After picking up Hitch (Curtis), they banter about the psychological makeup of the killer and ultimately make a pit stop at a dingy roadside gas station where while dealing with another often-encountered character, "Sneezy Rider", Hitch is kidnapped by the lunatic in the green van while trying to see if the murdered girl's remains are inside. As Keach debates about how the back door to the trailer got opened and why are there 352 pig carcasses versus the pre-departure 350 that were counted, he closes in on the van in a chase scene that gets slower and slower and more and more claustrophobic. Even though it was heavily cut due to time pressures, it is one of director Richard Franklin's true masterstrokes, concluding in a dramatic way where Boswell saves the day by revealing himself to be a dog and not a dingo much to Keach's surprise as he barks to signal the final reveal of the plot in a brilliant conclusion, as dingos can't bark. The film has an added stinger at the very end that Franklin didn't want to do but the producers insisted on to be able to market it more as horror than as suspense. I won't spoil it, but it is the one part of the film I am not totally enthralled with.
The DVD comes with loads of worthwhile extras, starting with a great "making of' documentary, "Kangaroo Hitchcock: The Making of 'Road Games'" which features interviews with Franklin and Keach and discusses the project at length. Originally the part of Quid was written for Sean Connery, but unfortunately his salary was greater than the entire $8,000,000 budget of the film (which was the biggest budget Australian film to date) but fortunately they ended up with Keach, who I think was born for the role (and who clearly loved it). Franklin is a great director and explains a lot of directorial choices in a very interesting way; the original storyboards are wonderful. The best extra on the DVD is a commentary track with Franklin and Anchor Bay DVD producer Perry Martin. Simply put, it's one of the best commentary tracks I have ever seen. I was interested that Franklin frequently referred to Keach as the most intellectual actor he worked with (which is why, I suppose, Quid gets away quoting "The Canterbury Tales" and the like); the backstory concerning the union issues involved with this picture were also interesting, though from a more logistical standpoint. There are also a ton of posters, stills, original storyboards, and the screenplay on DVD-ROM included, and all of those are recommended. One final extra are the incredibly detailed star and director biographies: Keach is, in particular, a fascinating person.

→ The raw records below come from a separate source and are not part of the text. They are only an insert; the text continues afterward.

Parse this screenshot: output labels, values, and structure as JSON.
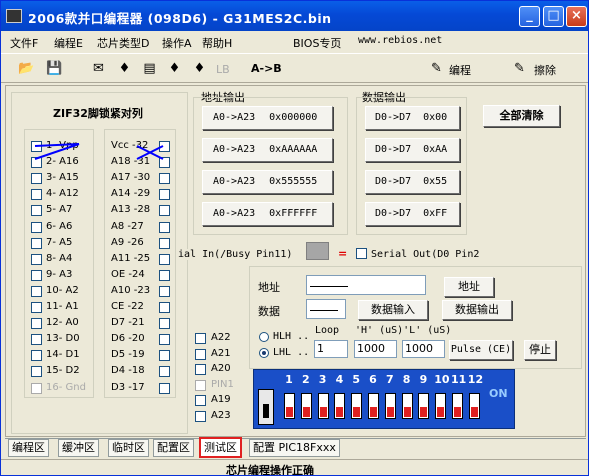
{
  "title": "2006款并口编程器 (098D6) - G31MES2C.bin",
  "menu": [
    "文件F",
    "编程E",
    "芯片类型D",
    "操作A",
    "帮助H",
    "BIOS专页",
    "www.rebios.net"
  ],
  "toolbar": {
    "lb": "LB",
    "ab": "A->B",
    "program": "编程",
    "erase": "擦除"
  },
  "zif": {
    "title": "ZIF32脚锁紧对列",
    "left": [
      "1- Vpp",
      "2- A16",
      "3- A15",
      "4- A12",
      "5- A7",
      "6- A6",
      "7- A5",
      "8- A4",
      "9- A3",
      "10- A2",
      "11- A1",
      "12- A0",
      "13- D0",
      "14- D1",
      "15- D2",
      "16- Gnd"
    ],
    "right": [
      "Vcc -32",
      "A18 -31",
      "A17 -30",
      "A14 -29",
      "A13 -28",
      "A8 -27",
      "A9 -26",
      "A11 -25",
      "OE -24",
      "A10 -23",
      "CE -22",
      "D7 -21",
      "D6 -20",
      "D5 -19",
      "D4 -18",
      "D3 -17"
    ]
  },
  "addr_out": {
    "title": "地址输出",
    "buttons": [
      [
        "A0->A23",
        "0x000000"
      ],
      [
        "A0->A23",
        "0xAAAAAA"
      ],
      [
        "A0->A23",
        "0x555555"
      ],
      [
        "A0->A23",
        "0xFFFFFF"
      ]
    ]
  },
  "data_out": {
    "title": "数据输出",
    "buttons": [
      [
        "D0->D7",
        "0x00"
      ],
      [
        "D0->D7",
        "0xAA"
      ],
      [
        "D0->D7",
        "0x55"
      ],
      [
        "D0->D7",
        "0xFF"
      ]
    ]
  },
  "clear_all": "全部清除",
  "serial_in": "ial In(/Busy Pin11)",
  "equals": "=",
  "serial_out": "Serial Out(D0 Pin2",
  "extra_pins": [
    "A22",
    "A21",
    "A20",
    "PIN1",
    "A19",
    "A23"
  ],
  "test": {
    "addr_label": "地址",
    "data_label": "数据",
    "addr_btn": "地址",
    "data_in_btn": "数据输入",
    "data_out_btn": "数据输出",
    "hlh": "HLH ..",
    "lhl": "LHL ..",
    "loop": "Loop",
    "h_us": "'H' (uS)'L' (uS)",
    "loop_val": "1",
    "h_val": "1000",
    "l_val": "1000",
    "pulse_btn": "Pulse (CE)",
    "stop_btn": "停止"
  },
  "dip": {
    "nums": [
      "1",
      "2",
      "3",
      "4",
      "5",
      "6",
      "7",
      "8",
      "9",
      "10",
      "11",
      "12"
    ],
    "on": "ON"
  },
  "tabs": [
    "编程区",
    "缓冲区",
    "临时区",
    "配置区",
    "测试区",
    "配置 PIC18Fxxx"
  ],
  "status": "芯片编程操作正确"
}
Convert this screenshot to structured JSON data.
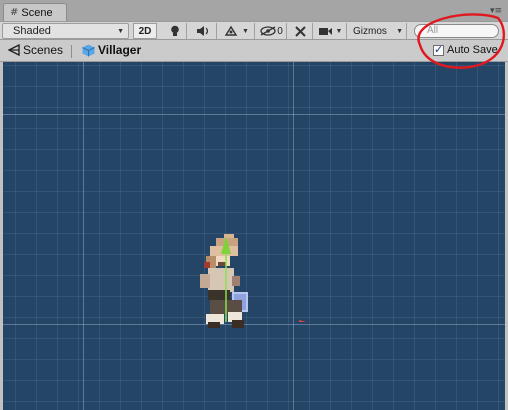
{
  "window": {
    "tab_title": "Scene",
    "tab_icon": "grid-icon",
    "menu_icon": "dropdown-menu-icon"
  },
  "toolbar": {
    "shading_mode": "Shaded",
    "mode_2d": "2D",
    "effects_count": "0",
    "gizmos_label": "Gizmos",
    "search_placeholder": "All"
  },
  "breadcrumb": {
    "scenes_label": "Scenes",
    "object_name": "Villager",
    "auto_save_label": "Auto Save",
    "auto_save_checked": true
  },
  "colors": {
    "viewport_bg": "#254567",
    "x_axis": "#e8452a",
    "y_axis": "#7fd23c",
    "annotation": "#e01820"
  }
}
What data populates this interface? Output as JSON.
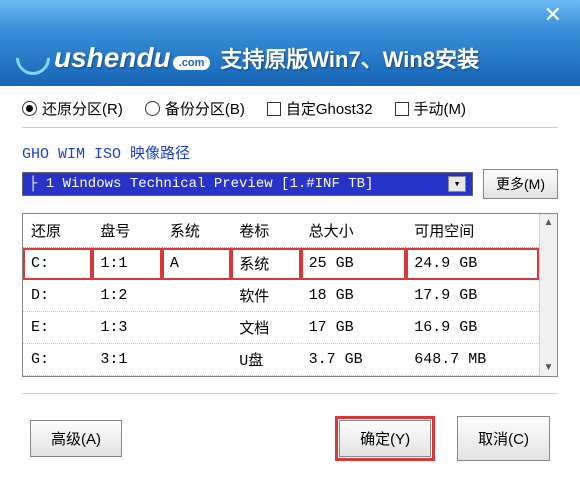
{
  "window": {
    "close": "✕"
  },
  "banner": {
    "logo_text": "ushendu",
    "logo_suffix": ".com",
    "slogan": "支持原版Win7、Win8安装"
  },
  "modes": {
    "restore": "还原分区(R)",
    "backup": "备份分区(B)",
    "ghost": "自定Ghost32",
    "manual": "手动(M)"
  },
  "path": {
    "label": "GHO WIM ISO 映像路径",
    "selected": "├ 1 Windows Technical Preview [1.#INF TB]",
    "more": "更多(M)"
  },
  "table": {
    "headers": [
      "还原",
      "盘号",
      "系统",
      "卷标",
      "总大小",
      "可用空间"
    ],
    "rows": [
      {
        "drive": "C:",
        "num": "1:1",
        "sys": "A",
        "label": "系统",
        "total": "25 GB",
        "free": "24.9 GB",
        "hl": true
      },
      {
        "drive": "D:",
        "num": "1:2",
        "sys": "",
        "label": "软件",
        "total": "18 GB",
        "free": "17.9 GB",
        "hl": false
      },
      {
        "drive": "E:",
        "num": "1:3",
        "sys": "",
        "label": "文档",
        "total": "17 GB",
        "free": "16.9 GB",
        "hl": false
      },
      {
        "drive": "G:",
        "num": "3:1",
        "sys": "",
        "label": "U盘",
        "total": "3.7 GB",
        "free": "648.7 MB",
        "hl": false
      }
    ]
  },
  "footer": {
    "advanced": "高级(A)",
    "ok": "确定(Y)",
    "cancel": "取消(C)"
  }
}
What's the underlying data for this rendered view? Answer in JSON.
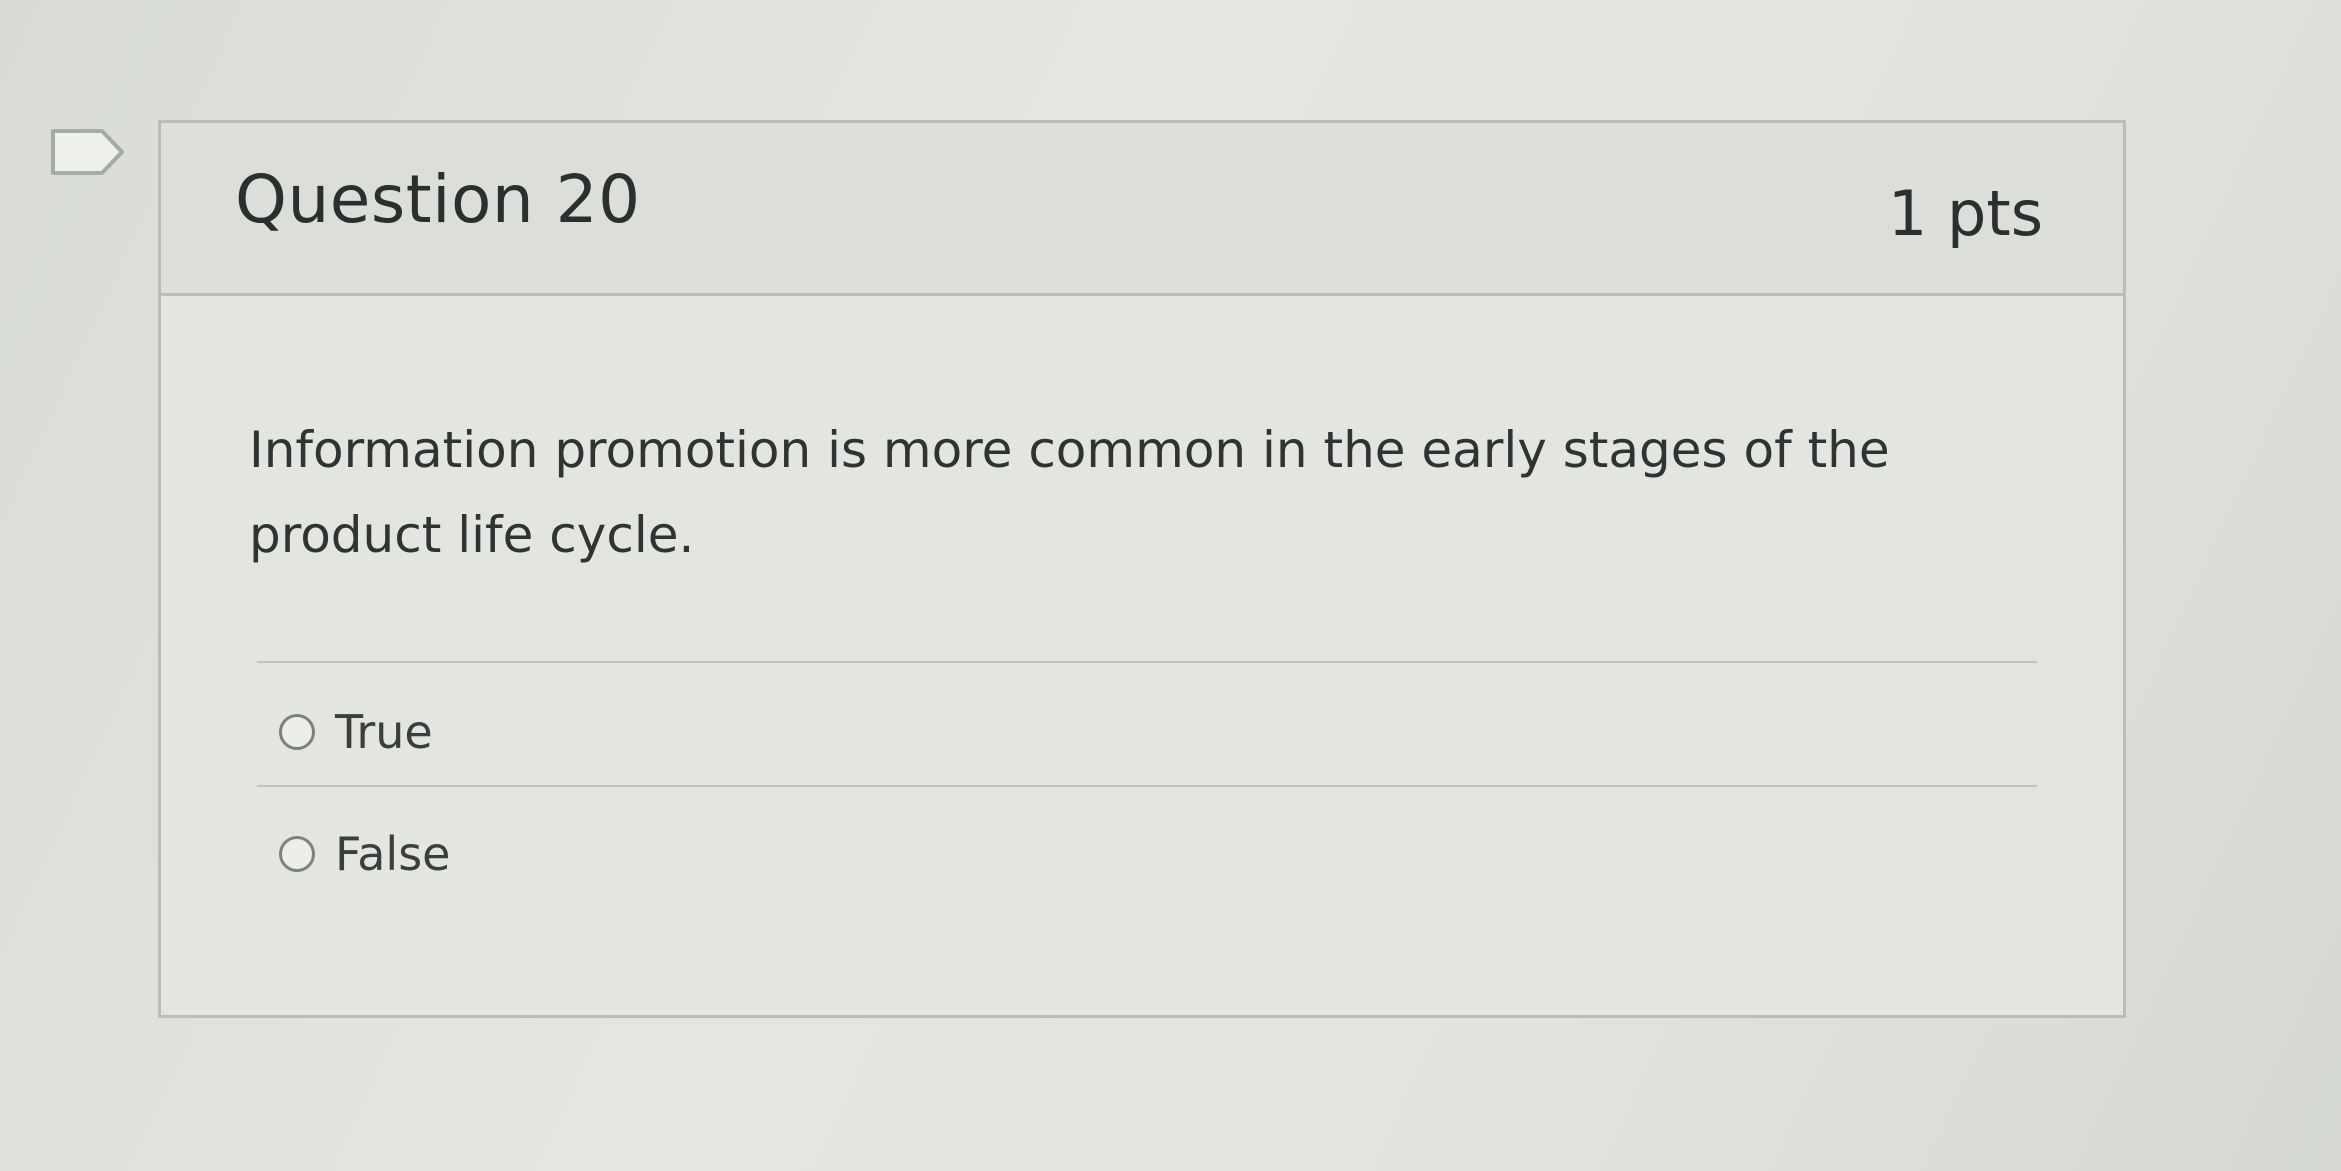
{
  "question": {
    "title": "Question 20",
    "points": "1 pts",
    "text": "Information promotion is more common in the early stages of the product life cycle."
  },
  "answers": [
    {
      "label": "True",
      "selected": false
    },
    {
      "label": "False",
      "selected": false
    }
  ],
  "icons": {
    "flag": "flag-question-icon",
    "radio": "radio-button-icon"
  }
}
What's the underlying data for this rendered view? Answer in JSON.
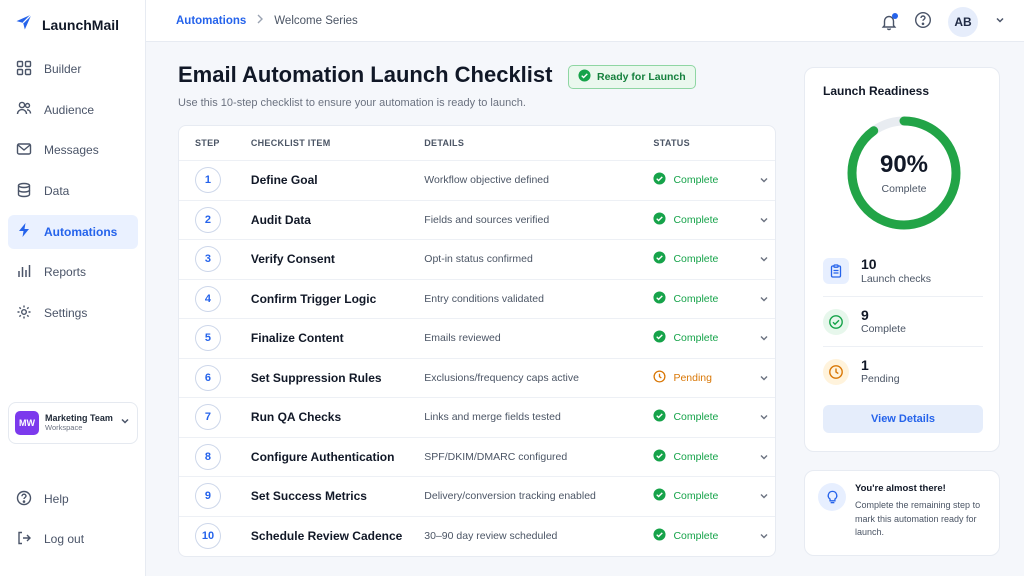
{
  "app": {
    "name": "LaunchMail"
  },
  "sidebar": {
    "items": [
      {
        "label": "Builder",
        "icon": "grid-icon"
      },
      {
        "label": "Audience",
        "icon": "users-icon"
      },
      {
        "label": "Messages",
        "icon": "mail-icon"
      },
      {
        "label": "Data",
        "icon": "database-icon"
      },
      {
        "label": "Automations",
        "icon": "bolt-icon",
        "active": true
      },
      {
        "label": "Reports",
        "icon": "bar-chart-icon"
      },
      {
        "label": "Settings",
        "icon": "gear-icon"
      }
    ],
    "workspace": {
      "initials": "MW",
      "name": "Marketing Team",
      "sub": "Workspace"
    },
    "bottom": [
      {
        "label": "Help",
        "icon": "help-icon"
      },
      {
        "label": "Log out",
        "icon": "logout-icon"
      }
    ]
  },
  "topbar": {
    "breadcrumb_root": "Automations",
    "breadcrumb_current": "Welcome Series",
    "avatar_initials": "AB"
  },
  "page": {
    "title": "Email Automation Launch Checklist",
    "badge": "Ready for Launch",
    "subtitle": "Use this 10-step checklist to ensure your automation is ready to launch."
  },
  "table": {
    "headers": {
      "step": "STEP",
      "item": "CHECKLIST ITEM",
      "details": "DETAILS",
      "status": "STATUS"
    },
    "rows": [
      {
        "step": "1",
        "item": "Define Goal",
        "details": "Workflow objective defined",
        "status": "Complete"
      },
      {
        "step": "2",
        "item": "Audit Data",
        "details": "Fields and sources verified",
        "status": "Complete"
      },
      {
        "step": "3",
        "item": "Verify Consent",
        "details": "Opt-in status confirmed",
        "status": "Complete"
      },
      {
        "step": "4",
        "item": "Confirm Trigger Logic",
        "details": "Entry conditions validated",
        "status": "Complete"
      },
      {
        "step": "5",
        "item": "Finalize Content",
        "details": "Emails reviewed",
        "status": "Complete"
      },
      {
        "step": "6",
        "item": "Set Suppression Rules",
        "details": "Exclusions/frequency caps active",
        "status": "Pending"
      },
      {
        "step": "7",
        "item": "Run QA Checks",
        "details": "Links and merge fields tested",
        "status": "Complete"
      },
      {
        "step": "8",
        "item": "Configure Authentication",
        "details": "SPF/DKIM/DMARC configured",
        "status": "Complete"
      },
      {
        "step": "9",
        "item": "Set Success Metrics",
        "details": "Delivery/conversion tracking enabled",
        "status": "Complete"
      },
      {
        "step": "10",
        "item": "Schedule Review Cadence",
        "details": "30–90 day review scheduled",
        "status": "Complete"
      }
    ]
  },
  "readiness": {
    "title": "Launch Readiness",
    "percent_label": "90%",
    "percent_value": 90,
    "percent_caption": "Complete",
    "stats": [
      {
        "value": "10",
        "label": "Launch checks",
        "icon": "clipboard-icon"
      },
      {
        "value": "9",
        "label": "Complete",
        "icon": "check-circle-icon"
      },
      {
        "value": "1",
        "label": "Pending",
        "icon": "clock-icon"
      }
    ],
    "button": "View Details"
  },
  "tip": {
    "title": "You're almost there!",
    "body": "Complete the remaining step to mark this automation ready for launch."
  },
  "colors": {
    "accent": "#2563eb",
    "success": "#16a34a",
    "pending": "#d97706",
    "workspace": "#7c3aed"
  }
}
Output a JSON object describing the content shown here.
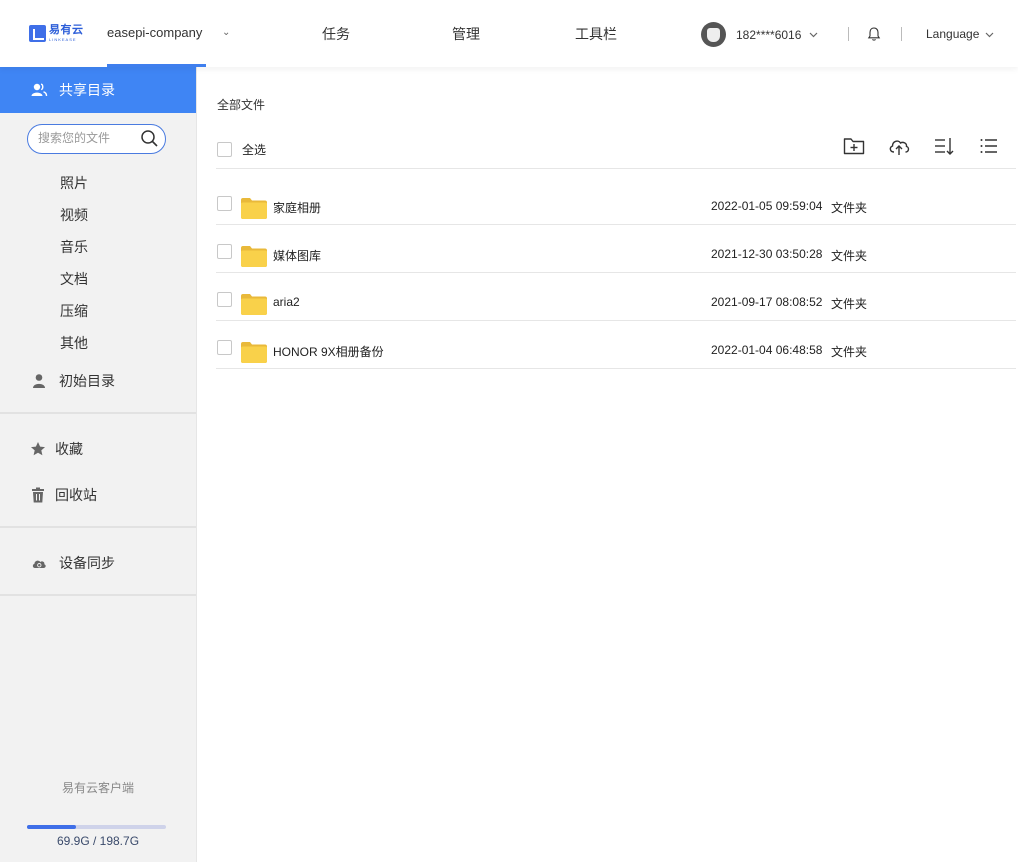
{
  "header": {
    "logo_cn": "易有云",
    "logo_en": "LINKEASE",
    "company": "easepi-company",
    "nav": [
      "任务",
      "管理",
      "工具栏"
    ],
    "user_phone": "182****6016",
    "language": "Language"
  },
  "sidebar": {
    "shared_label": "共享目录",
    "search_placeholder": "搜索您的文件",
    "categories": [
      "照片",
      "视频",
      "音乐",
      "文档",
      "压缩",
      "其他"
    ],
    "initial_label": "初始目录",
    "favorites_label": "收藏",
    "trash_label": "回收站",
    "sync_label": "设备同步",
    "client_label": "易有云客户端",
    "quota_text": "69.9G / 198.7G",
    "quota_used_fraction": 0.352
  },
  "main": {
    "breadcrumb": "全部文件",
    "select_all": "全选",
    "files": [
      {
        "name": "家庭相册",
        "date": "2022-01-05 09:59:04",
        "type": "文件夹"
      },
      {
        "name": "媒体图库",
        "date": "2021-12-30 03:50:28",
        "type": "文件夹"
      },
      {
        "name": "aria2",
        "date": "2021-09-17 08:08:52",
        "type": "文件夹"
      },
      {
        "name": "HONOR 9X相册备份",
        "date": "2022-01-04 06:48:58",
        "type": "文件夹"
      }
    ]
  },
  "colors": {
    "accent": "#3f85f4",
    "folder": "#f9d14a"
  }
}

"Road Games" may be a challenge to find, but it really is worth it. It does everything a great suspense thriller should do: it gives clues and sets up situations to maximize tension and builds to a fantastic final reveal which rewards the viewer like few other films in the genre. It is definitely underappreciated, and Richard Franklin and Stacy Keach made what was a good thriller truly great. I love this movie.